My life was described by one of my editors as “impossibly exotic” – although really it was not my life, but me, that was the exotic, the uprooted plant, the one who didn’t belong, always living in someone else’s backyard...
Now I am back in Australia, the returning native learning to live where I was born. Writer, traveler, environmentalist. Author of The Isles of Glory trilogy (The Aware, Gilfeather, The Tainted); The Mirage Makers trilogy (Heart of the Mirage, Shadow of Tyr, Song of the Shiver Barrens); The Stormlord trilogy The Last Stormlord, Stormlord Rising, Stormlord's Exile, and writing as Glenda Noramly, a stand-alone book Havenstar. LATEST:
THE FORSAKEN LANDS
A clash of cultures and magic as traders and buccaneers hunt for spices and wealth in the Va-forsaken half of the world ... even as the unidentified darkness of plague and murder stalks their own land.
THE LASCAR'S DAGGER and THE DAGGER'S PATH available worldwide now!
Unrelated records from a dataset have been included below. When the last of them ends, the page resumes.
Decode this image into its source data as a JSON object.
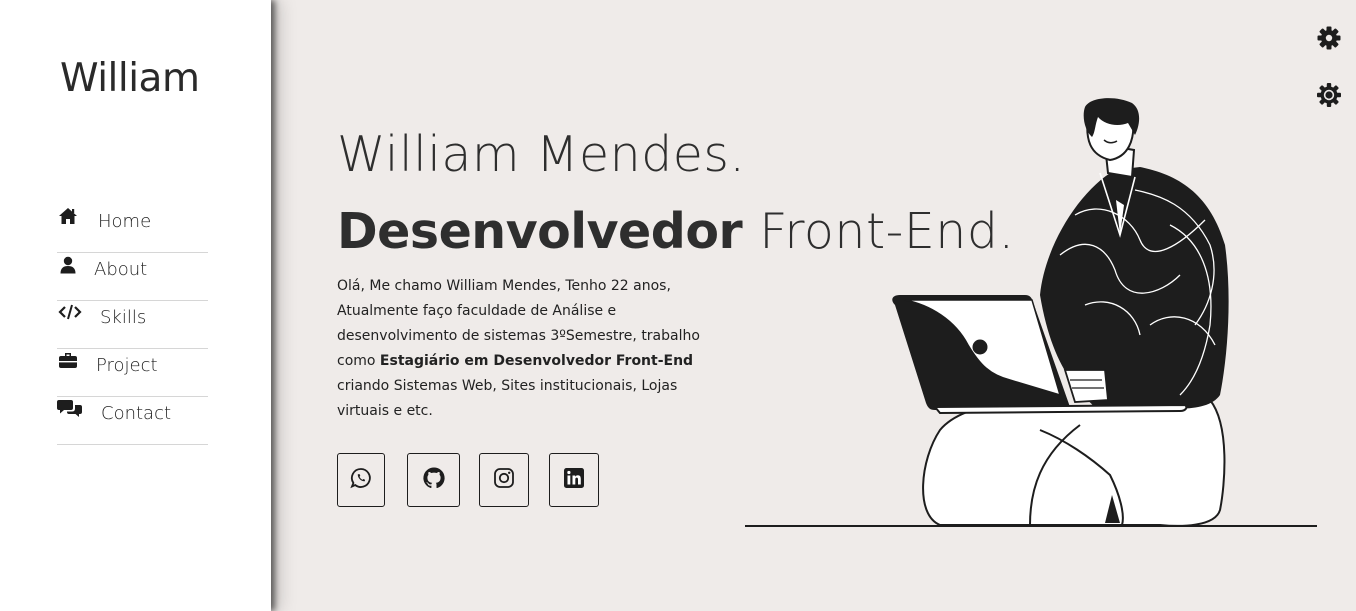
{
  "sidebar": {
    "brand": "William",
    "items": [
      {
        "label": "Home",
        "icon": "home-icon"
      },
      {
        "label": "About",
        "icon": "user-icon"
      },
      {
        "label": "Skills",
        "icon": "code-icon"
      },
      {
        "label": "Project",
        "icon": "briefcase-icon"
      },
      {
        "label": "Contact",
        "icon": "chat-icon"
      }
    ]
  },
  "hero": {
    "name": "William Mendes.",
    "role_bold": "Desenvolvedor",
    "role_light": "Front-End.",
    "bio_part1": "Olá, Me chamo William Mendes, Tenho 22 anos, Atualmente faço faculdade de Análise e desenvolvimento de sistemas 3ºSemestre, trabalho como ",
    "bio_bold": "Estagiário em Desenvolvedor Front-End",
    "bio_part2": " criando Sistemas Web, Sites institucionais, Lojas virtuais e etc."
  },
  "socials": [
    {
      "icon": "whatsapp-icon"
    },
    {
      "icon": "github-icon"
    },
    {
      "icon": "instagram-icon"
    },
    {
      "icon": "linkedin-icon"
    }
  ],
  "settings": [
    {
      "icon": "gear-icon"
    },
    {
      "icon": "theme-gear-icon"
    }
  ],
  "colors": {
    "background": "#efebe9",
    "sidebar": "#ffffff",
    "text": "#1d1d1d"
  }
}
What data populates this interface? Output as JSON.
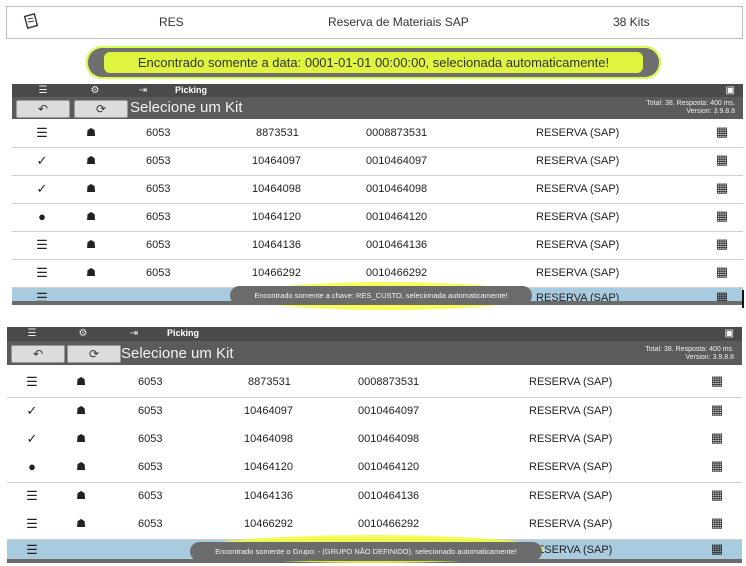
{
  "summary": {
    "doc_icon": "document-icon",
    "code": "RES",
    "description": "Reserva de Materiais SAP",
    "kits": "38 Kits"
  },
  "toast_top": {
    "text": "Encontrado somente a data: 0001-01-01 00:00:00, selecionada automaticamente!"
  },
  "app": {
    "menu_icon": "☰",
    "settings_icon": "⚙",
    "exit_icon": "⇥",
    "title": "Picking",
    "back_icon": "↶",
    "refresh_icon": "⟳",
    "page_title": "Selecione um Kit",
    "stats_total": "Total: 38. Resposta: 400 ms.",
    "stats_version": "Version: 3.9.8.8",
    "rows": [
      {
        "status": "☰",
        "user": "☗",
        "n": "6053",
        "code": "8873531",
        "code_full": "0008873531",
        "type": "RESERVA (SAP)",
        "box": "▦"
      },
      {
        "status": "✓",
        "user": "☗",
        "n": "6053",
        "code": "10464097",
        "code_full": "0010464097",
        "type": "RESERVA (SAP)",
        "box": "▦"
      },
      {
        "status": "✓",
        "user": "☗",
        "n": "6053",
        "code": "10464098",
        "code_full": "0010464098",
        "type": "RESERVA (SAP)",
        "box": "▦"
      },
      {
        "status": "●",
        "user": "☗",
        "n": "6053",
        "code": "10464120",
        "code_full": "0010464120",
        "type": "RESERVA (SAP)",
        "box": "▦"
      },
      {
        "status": "☰",
        "user": "☗",
        "n": "6053",
        "code": "10464136",
        "code_full": "0010464136",
        "type": "RESERVA (SAP)",
        "box": "▦"
      },
      {
        "status": "☰",
        "user": "☗",
        "n": "6053",
        "code": "10466292",
        "code_full": "0010466292",
        "type": "RESERVA (SAP)",
        "box": "▦"
      },
      {
        "status": "☰",
        "user": "",
        "n": "",
        "code": "",
        "code_full": "",
        "type": "RESERVA (SAP)",
        "box": "▦"
      }
    ]
  },
  "toast_chave": {
    "text": "Encontrado somente a chave: RES_CUSTO, selecionada automaticamente!"
  },
  "toast_grupo": {
    "text": "Encontrado somente o Grupo: - (GRUPO NÃO DEFINIDO), selecionado automaticamente!"
  }
}
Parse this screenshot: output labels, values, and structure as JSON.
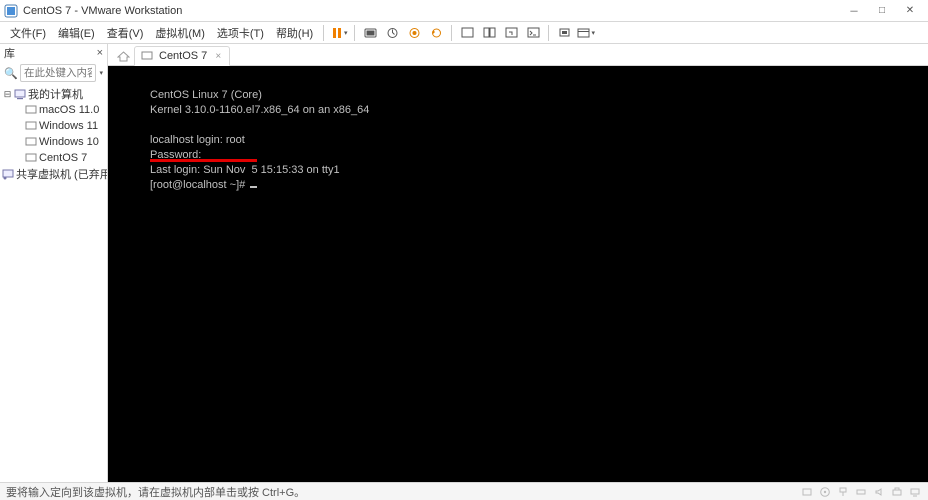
{
  "title": "CentOS 7 - VMware Workstation",
  "menu": {
    "file": "文件(F)",
    "edit": "编辑(E)",
    "view": "查看(V)",
    "vm": "虚拟机(M)",
    "tabs": "选项卡(T)",
    "help": "帮助(H)"
  },
  "sidebar": {
    "header": "库",
    "search_placeholder": "在此处键入内容进行搜索",
    "root": "我的计算机",
    "items": [
      {
        "label": "macOS 11.0"
      },
      {
        "label": "Windows 11"
      },
      {
        "label": "Windows 10"
      },
      {
        "label": "CentOS 7"
      }
    ],
    "shared": "共享虚拟机 (已弃用)"
  },
  "tab": {
    "label": "CentOS 7"
  },
  "console": {
    "l1": "CentOS Linux 7 (Core)",
    "l2": "Kernel 3.10.0-1160.el7.x86_64 on an x86_64",
    "blank": "",
    "l3": "localhost login: root",
    "l4": "Password:",
    "l5": "Last login: Sun Nov  5 15:15:33 on tty1",
    "l6": "[root@localhost ~]# "
  },
  "statusbar": {
    "text": "要将输入定向到该虚拟机，请在虚拟机内部单击或按 Ctrl+G。"
  }
}
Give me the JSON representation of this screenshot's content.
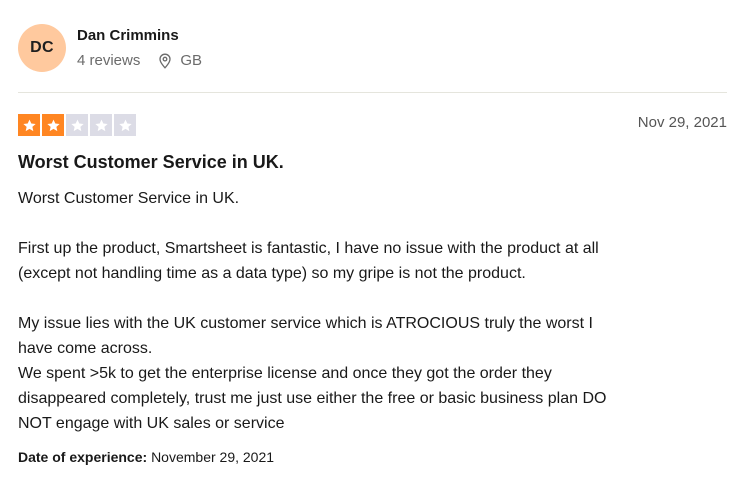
{
  "reviewer": {
    "initials": "DC",
    "name": "Dan Crimmins",
    "review_count": "4 reviews",
    "country": "GB",
    "avatar_color": "#ffc99e"
  },
  "rating": {
    "stars_filled": 2,
    "stars_total": 5,
    "filled_color": "#ff8622",
    "empty_color": "#dcdce6",
    "icon": "star-icon"
  },
  "review": {
    "date": "Nov 29, 2021",
    "title": "Worst Customer Service in UK.",
    "paragraphs": [
      [
        "Worst Customer Service in UK."
      ],
      [
        "First up the product, Smartsheet is fantastic, I have no issue with the product at all",
        "(except not handling time as a data type) so my gripe is not the product."
      ],
      [
        "My issue lies with the UK customer service which is ATROCIOUS truly the worst I",
        "have come across.",
        "We spent >5k to get the enterprise license and once they got the order they",
        "disappeared completely, trust me just use either the free or basic business plan DO",
        "NOT engage with UK sales or service"
      ]
    ],
    "experience_label": "Date of experience:",
    "experience_date": "November 29, 2021"
  }
}
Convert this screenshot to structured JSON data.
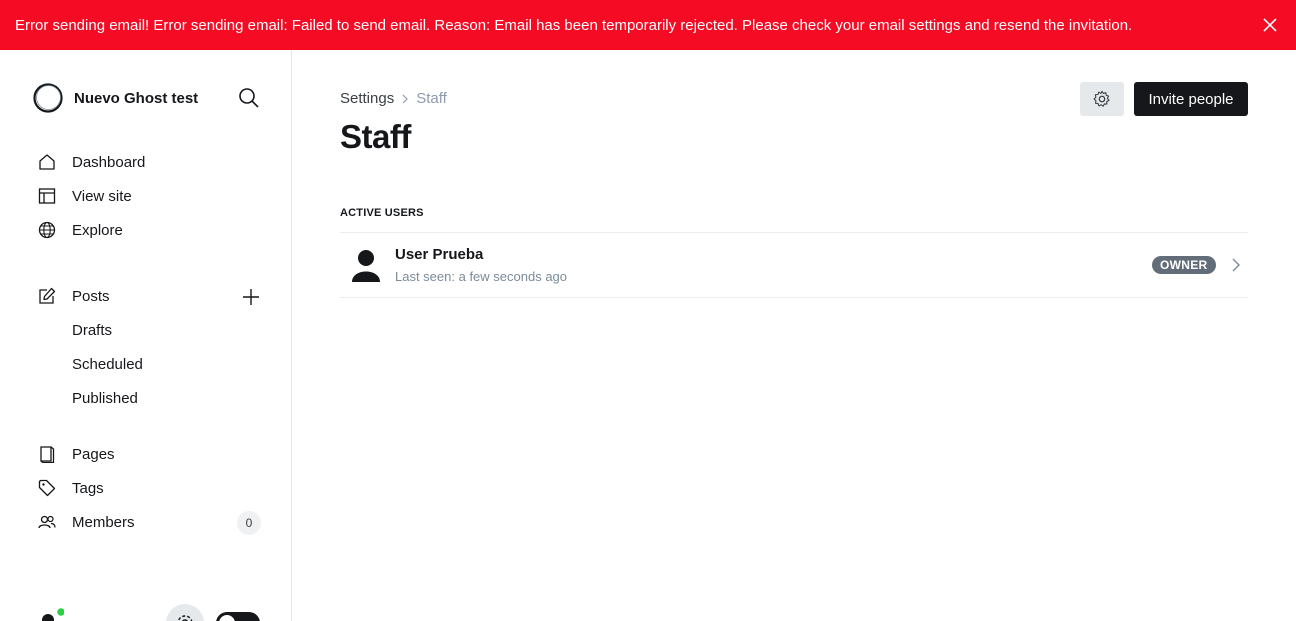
{
  "alert": {
    "message": "Error sending email! Error sending email: Failed to send email. Reason: Email has been temporarily rejected. Please check your email settings and resend the invitation.",
    "close_icon": "close-icon",
    "color": "#f50b23"
  },
  "sidebar": {
    "site_title": "Nuevo Ghost test",
    "search_icon": "search-icon",
    "items": {
      "dashboard": "Dashboard",
      "view_site": "View site",
      "explore": "Explore",
      "posts": "Posts",
      "drafts": "Drafts",
      "scheduled": "Scheduled",
      "published": "Published",
      "pages": "Pages",
      "tags": "Tags",
      "members": "Members"
    },
    "members_count": "0"
  },
  "main": {
    "breadcrumb": {
      "parent": "Settings",
      "current": "Staff"
    },
    "title": "Staff",
    "invite_label": "Invite people",
    "section_label": "ACTIVE USERS",
    "users": [
      {
        "name": "User Prueba",
        "last_seen": "Last seen: a few seconds ago",
        "role": "OWNER"
      }
    ]
  },
  "colors": {
    "accent_dark": "#15171a",
    "badge_gray": "#626d79",
    "online_dot": "#30cf43"
  }
}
Final book, THE FALL OF THE DAGGER out mid-April.
We are actually in Esperance tonight, but I am going to backtrack a bit, because I have managed to get a good internet connection (hellishly expensive though), so I can download some photos.
So this is Kalgoorlie...
Day two of my trip started with a morning spent in Kalgoorlie, beginning with signing some books in the Angus & Robertson bookstore – and it has a huge science fiction and fantasy section managed by the lovely Tanya and Siobhan. In fact a very impressive store. I think Theresa, the HarperCollins rep in Perth, told them I eat booksellers for breakfast if not served with coffee…
Kalgoorlie has a surfeit of gorgeous public buildings, and – of course – hotels… It is also surrounded by mines, now all open cut, which means a landscape of savage rawness on a staggering scale. Note the size of the tailings – large enough to be called mountains on the scale of Australian mountains? – and the depth of the open-cut goldmine, Superpit. Those specks along the wall of the slope are trucks the size of T.rex.
The birds are Crested Pigeons out for an early morning stroll.
This is a harsh land. We passed though a small part of the largest temperate woodland remainingin the world – the Eucalypts survive dry conditions too severe for farmers and graziers, and so it has been largely left alone.